- Ethereum’s transaction fees are higher than Polygon’s.
- Ethereum is used by Decentralized Finance (DeFi) protocols such as MakerDAO, Compound, and Synthetix.
- Polygon is used by Ethereum DeFi protocols such as Aave, Curve Finance, and InstaDapp.
Ethereum vs Polygon: Noteworthy Features
- Ethereum has native smart contract functionality while Polygon relies on Ethereum’s smart contracts.
- Ethereum utilizes the ERC-20 standard for its tokens while Polygon has its own token standard, MATIC, which is an improvement over ERC-20.
- Ethereum has a large and active developer community while Polygon is relatively small.
- Ethereum is supported by major exchanges and wallets while Polygon is not as widely supported.
Ethereum vs Polygon: Bottom Line
The pros and cons of each blockchain are different. Polygon’s nodes provide a number or solutions that all three chains have, but they also come with their own set of problems; while Ethereum provides more transparency than any other platform on the market today – it’s not without controversy either!
If you’re looking to get involved in the world of blockchain, Ethereum and Polygon are both great options to consider. Ethereum is the original blockchain and has the largest developer community, while Polygon is a newer platform that offers faster transaction speeds and lower fees. Ultimately, the decision of which platform to use will come down to your personal preferences and needs.
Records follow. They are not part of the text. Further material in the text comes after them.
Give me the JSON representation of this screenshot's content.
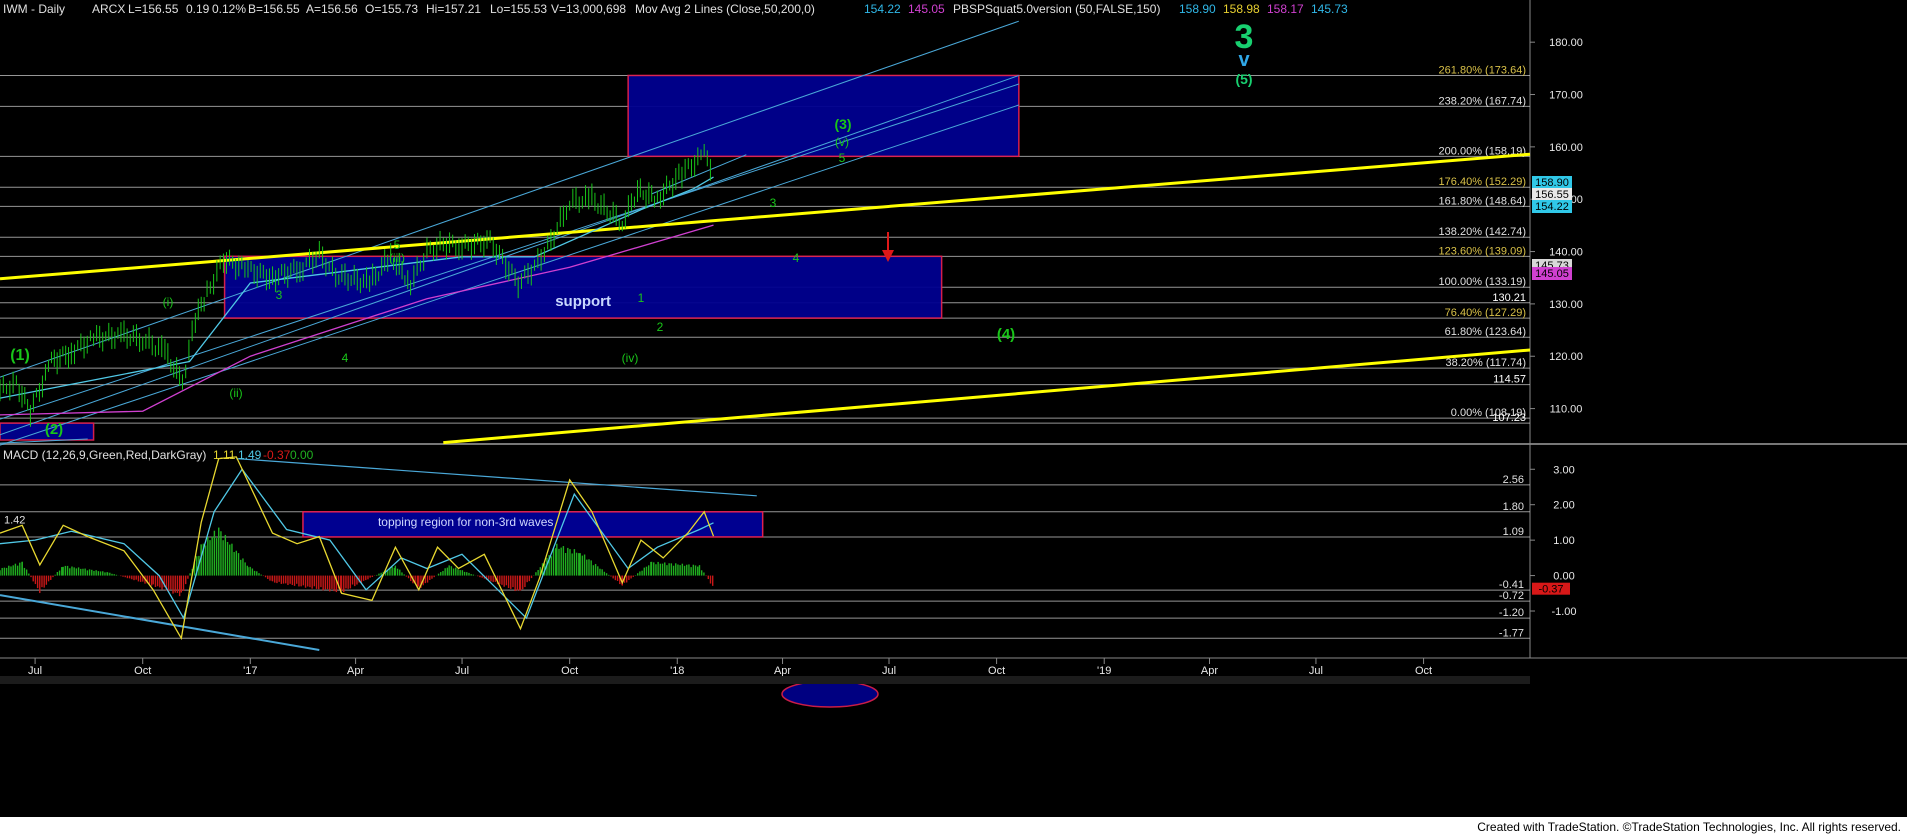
{
  "footer": {
    "credit": "Created with TradeStation. ©TradeStation Technologies, Inc. All rights reserved."
  },
  "chart_data": [
    {
      "type": "line",
      "panel": "price",
      "header": {
        "symbol": "IWM - Daily",
        "exchange": "ARCX",
        "last": "L=156.55",
        "change": "0.19",
        "change_pct": "0.12%",
        "bid": "B=156.55",
        "ask": "A=156.56",
        "open": "O=155.73",
        "high": "Hi=157.21",
        "low": "Lo=155.53",
        "volume": "V=13,000,698",
        "study1": "Mov Avg 2 Lines (Close,50,200,0)",
        "study1_values": [
          "154.22",
          "145.05"
        ],
        "study2": "PBSPSquat5.0version (50,FALSE,150)",
        "study2_values": [
          "158.90",
          "158.98",
          "158.17",
          "145.73"
        ]
      },
      "colors": {
        "price": "#19c519",
        "ma50": "#50c8e6",
        "ma200": "#d040d0",
        "channel": "#4aa8d8",
        "yellow": "#ffff00",
        "box": "#000090",
        "box_border": "#e02050",
        "hline": "#c8c8c8",
        "label": "#19c519"
      },
      "x_axis": {
        "labels": [
          "Jul",
          "Oct",
          "'17",
          "Apr",
          "Jul",
          "Oct",
          "'18",
          "Apr",
          "Jul",
          "Oct",
          "'19",
          "Apr",
          "Jul",
          "Oct"
        ],
        "dates": [
          "2016-07-01",
          "2016-10-01",
          "2017-01-01",
          "2017-04-01",
          "2017-07-01",
          "2017-10-01",
          "2018-01-01",
          "2018-04-01",
          "2018-07-01",
          "2018-10-01",
          "2019-01-01",
          "2019-04-01",
          "2019-07-01",
          "2019-10-01"
        ]
      },
      "y_axis": {
        "ticks": [
          "180.00",
          "170.00",
          "160.00",
          "150.00",
          "140.00",
          "130.00",
          "120.00",
          "110.00"
        ],
        "range": [
          104,
          185
        ]
      },
      "last_values": [
        "158.90",
        "156.55",
        "154.22",
        "145.73",
        "145.05"
      ],
      "fib_levels": [
        {
          "label": "261.80% (173.64)",
          "value": 173.64
        },
        {
          "label": "238.20% (167.74)",
          "value": 167.74
        },
        {
          "label": "200.00% (158.19)",
          "value": 158.19
        },
        {
          "label": "176.40% (152.29)",
          "value": 152.29
        },
        {
          "label": "161.80% (148.64)",
          "value": 148.64
        },
        {
          "label": "138.20% (142.74)",
          "value": 142.74
        },
        {
          "label": "123.60% (139.09)",
          "value": 139.09
        },
        {
          "label": "100.00% (133.19)",
          "value": 133.19
        },
        {
          "label": "130.21",
          "value": 130.21
        },
        {
          "label": "76.40% (127.29)",
          "value": 127.29
        },
        {
          "label": "61.80% (123.64)",
          "value": 123.64
        },
        {
          "label": "38.20% (117.74)",
          "value": 117.74
        },
        {
          "label": "114.57",
          "value": 114.57
        },
        {
          "label": "0.00% (108.19)",
          "value": 108.19
        },
        {
          "label": "107.23",
          "value": 107.23
        }
      ],
      "zones": [
        {
          "label": "",
          "x": [
            "2017-11-20",
            "2018-10-20"
          ],
          "y": [
            158.19,
            173.64
          ]
        },
        {
          "label": "support",
          "x": [
            "2016-12-10",
            "2018-08-15"
          ],
          "y": [
            127.29,
            139.09
          ]
        },
        {
          "label": "",
          "x": [
            "2016-06-01",
            "2016-08-20"
          ],
          "y": [
            104.0,
            107.23
          ]
        }
      ],
      "wave_labels": [
        "(1)",
        "(2)",
        "(i)",
        "(ii)",
        "3",
        "4",
        "(iii)",
        "5",
        "(iv)",
        "1",
        "2",
        "3",
        "4",
        "5",
        "(v)",
        "(3)",
        "(4)",
        "(5)",
        "v",
        "3"
      ],
      "price_series": [
        [
          "2016-06-01",
          113.5
        ],
        [
          "2016-06-15",
          114.8
        ],
        [
          "2016-06-27",
          109.5
        ],
        [
          "2016-07-15",
          119.0
        ],
        [
          "2016-08-01",
          120.8
        ],
        [
          "2016-08-20",
          123.5
        ],
        [
          "2016-09-15",
          124.0
        ],
        [
          "2016-10-01",
          123.3
        ],
        [
          "2016-10-20",
          120.8
        ],
        [
          "2016-11-04",
          115.0
        ],
        [
          "2016-11-15",
          127.0
        ],
        [
          "2016-11-25",
          132.0
        ],
        [
          "2016-12-09",
          138.5
        ],
        [
          "2016-12-30",
          136.5
        ],
        [
          "2017-01-20",
          135.0
        ],
        [
          "2017-02-15",
          137.0
        ],
        [
          "2017-03-01",
          139.5
        ],
        [
          "2017-03-15",
          135.5
        ],
        [
          "2017-04-13",
          134.0
        ],
        [
          "2017-05-01",
          139.0
        ],
        [
          "2017-05-18",
          134.0
        ],
        [
          "2017-06-01",
          140.0
        ],
        [
          "2017-06-15",
          141.5
        ],
        [
          "2017-07-01",
          141.0
        ],
        [
          "2017-07-25",
          142.0
        ],
        [
          "2017-08-18",
          134.0
        ],
        [
          "2017-09-01",
          137.0
        ],
        [
          "2017-09-15",
          142.0
        ],
        [
          "2017-10-01",
          149.5
        ],
        [
          "2017-10-20",
          150.0
        ],
        [
          "2017-11-15",
          145.5
        ],
        [
          "2017-11-28",
          151.5
        ],
        [
          "2017-12-15",
          150.0
        ],
        [
          "2018-01-05",
          155.0
        ],
        [
          "2018-01-24",
          158.5
        ],
        [
          "2018-02-01",
          155.5
        ]
      ],
      "ma50_series": [
        [
          "2016-06-01",
          112.0
        ],
        [
          "2016-11-10",
          119.0
        ],
        [
          "2017-01-01",
          134.0
        ],
        [
          "2017-07-01",
          139.0
        ],
        [
          "2017-09-01",
          139.0
        ],
        [
          "2017-12-01",
          148.0
        ],
        [
          "2018-01-15",
          152.0
        ],
        [
          "2018-02-01",
          154.22
        ]
      ],
      "ma200_series": [
        [
          "2016-06-01",
          108.8
        ],
        [
          "2016-10-01",
          109.5
        ],
        [
          "2017-01-01",
          120.0
        ],
        [
          "2017-06-01",
          131.0
        ],
        [
          "2017-10-01",
          137.0
        ],
        [
          "2018-02-01",
          145.05
        ]
      ]
    },
    {
      "type": "bar",
      "panel": "macd",
      "header": {
        "name": "MACD (12,26,9,Green,Red,DarkGray)",
        "macd": "1.11",
        "signal": "1.49",
        "diff": "-0.37",
        "zero": "0.00"
      },
      "y_axis": {
        "ticks": [
          "3.00",
          "2.00",
          "1.00",
          "0.00",
          "-1.00"
        ],
        "range": [
          -2.1,
          3.6
        ]
      },
      "levels": [
        {
          "label": "2.56",
          "value": 2.56
        },
        {
          "label": "1.80",
          "value": 1.8
        },
        {
          "label": "1.09",
          "value": 1.09
        },
        {
          "label": "-0.41",
          "value": -0.41
        },
        {
          "label": "-0.72",
          "value": -0.72
        },
        {
          "label": "-1.20",
          "value": -1.2
        },
        {
          "label": "-1.77",
          "value": -1.77
        }
      ],
      "left_label": "1.42",
      "last_value": "-0.37",
      "zone": {
        "label": "topping region for non-3rd waves",
        "x": [
          "2017-02-15",
          "2018-03-15"
        ],
        "y": [
          1.09,
          1.8
        ]
      },
      "macd_series": [
        [
          "2016-06-01",
          1.2
        ],
        [
          "2016-06-20",
          1.42
        ],
        [
          "2016-07-05",
          0.3
        ],
        [
          "2016-07-25",
          1.42
        ],
        [
          "2016-08-15",
          1.1
        ],
        [
          "2016-09-15",
          0.7
        ],
        [
          "2016-10-10",
          -0.4
        ],
        [
          "2016-11-03",
          -1.77
        ],
        [
          "2016-11-20",
          1.5
        ],
        [
          "2016-12-05",
          3.3
        ],
        [
          "2016-12-20",
          3.35
        ],
        [
          "2017-01-20",
          1.2
        ],
        [
          "2017-02-10",
          0.9
        ],
        [
          "2017-03-01",
          1.1
        ],
        [
          "2017-03-20",
          -0.5
        ],
        [
          "2017-04-15",
          -0.7
        ],
        [
          "2017-05-05",
          0.8
        ],
        [
          "2017-05-25",
          -0.4
        ],
        [
          "2017-06-10",
          0.8
        ],
        [
          "2017-06-28",
          0.2
        ],
        [
          "2017-07-20",
          0.6
        ],
        [
          "2017-08-20",
          -1.5
        ],
        [
          "2017-09-05",
          -0.1
        ],
        [
          "2017-10-01",
          2.7
        ],
        [
          "2017-10-20",
          1.8
        ],
        [
          "2017-11-15",
          -0.2
        ],
        [
          "2017-12-01",
          1.0
        ],
        [
          "2017-12-20",
          0.5
        ],
        [
          "2018-01-10",
          1.2
        ],
        [
          "2018-01-24",
          1.8
        ],
        [
          "2018-02-01",
          1.11
        ]
      ],
      "signal_series": [
        [
          "2016-06-01",
          0.9
        ],
        [
          "2016-07-01",
          1.0
        ],
        [
          "2016-08-01",
          1.25
        ],
        [
          "2016-09-15",
          0.9
        ],
        [
          "2016-10-15",
          0.0
        ],
        [
          "2016-11-05",
          -1.2
        ],
        [
          "2016-12-01",
          1.8
        ],
        [
          "2016-12-25",
          3.0
        ],
        [
          "2017-02-01",
          1.3
        ],
        [
          "2017-03-10",
          1.0
        ],
        [
          "2017-04-10",
          -0.4
        ],
        [
          "2017-05-10",
          0.5
        ],
        [
          "2017-06-01",
          0.2
        ],
        [
          "2017-07-01",
          0.6
        ],
        [
          "2017-08-25",
          -1.2
        ],
        [
          "2017-10-05",
          2.3
        ],
        [
          "2017-11-20",
          0.2
        ],
        [
          "2017-12-15",
          0.8
        ],
        [
          "2018-01-20",
          1.3
        ],
        [
          "2018-02-01",
          1.49
        ]
      ],
      "histogram_series": [
        [
          "2016-06-01",
          0.2
        ],
        [
          "2016-06-20",
          0.4
        ],
        [
          "2016-07-05",
          -0.5
        ],
        [
          "2016-07-25",
          0.3
        ],
        [
          "2016-09-01",
          0.1
        ],
        [
          "2016-10-10",
          -0.3
        ],
        [
          "2016-11-03",
          -0.6
        ],
        [
          "2016-11-20",
          0.9
        ],
        [
          "2016-12-05",
          1.4
        ],
        [
          "2016-12-30",
          0.3
        ],
        [
          "2017-01-20",
          -0.2
        ],
        [
          "2017-03-20",
          -0.5
        ],
        [
          "2017-05-05",
          0.3
        ],
        [
          "2017-05-25",
          -0.4
        ],
        [
          "2017-06-20",
          0.3
        ],
        [
          "2017-08-20",
          -0.5
        ],
        [
          "2017-09-20",
          0.9
        ],
        [
          "2017-10-10",
          0.7
        ],
        [
          "2017-11-15",
          -0.3
        ],
        [
          "2017-12-10",
          0.4
        ],
        [
          "2018-01-20",
          0.3
        ],
        [
          "2018-02-01",
          -0.37
        ]
      ]
    }
  ]
}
With over a decade of experience in the publishing industry under her belt, Valeria Robasciotti is more than qualified to be the head of content and editor-in-chief at a prestigous publishing house. During her time working with books, she's edited and published hundreds of them. Even though she excels as being hardworking and an excellent manager, what she's most passionate about is reading and writing--which makes her even better suited for the job.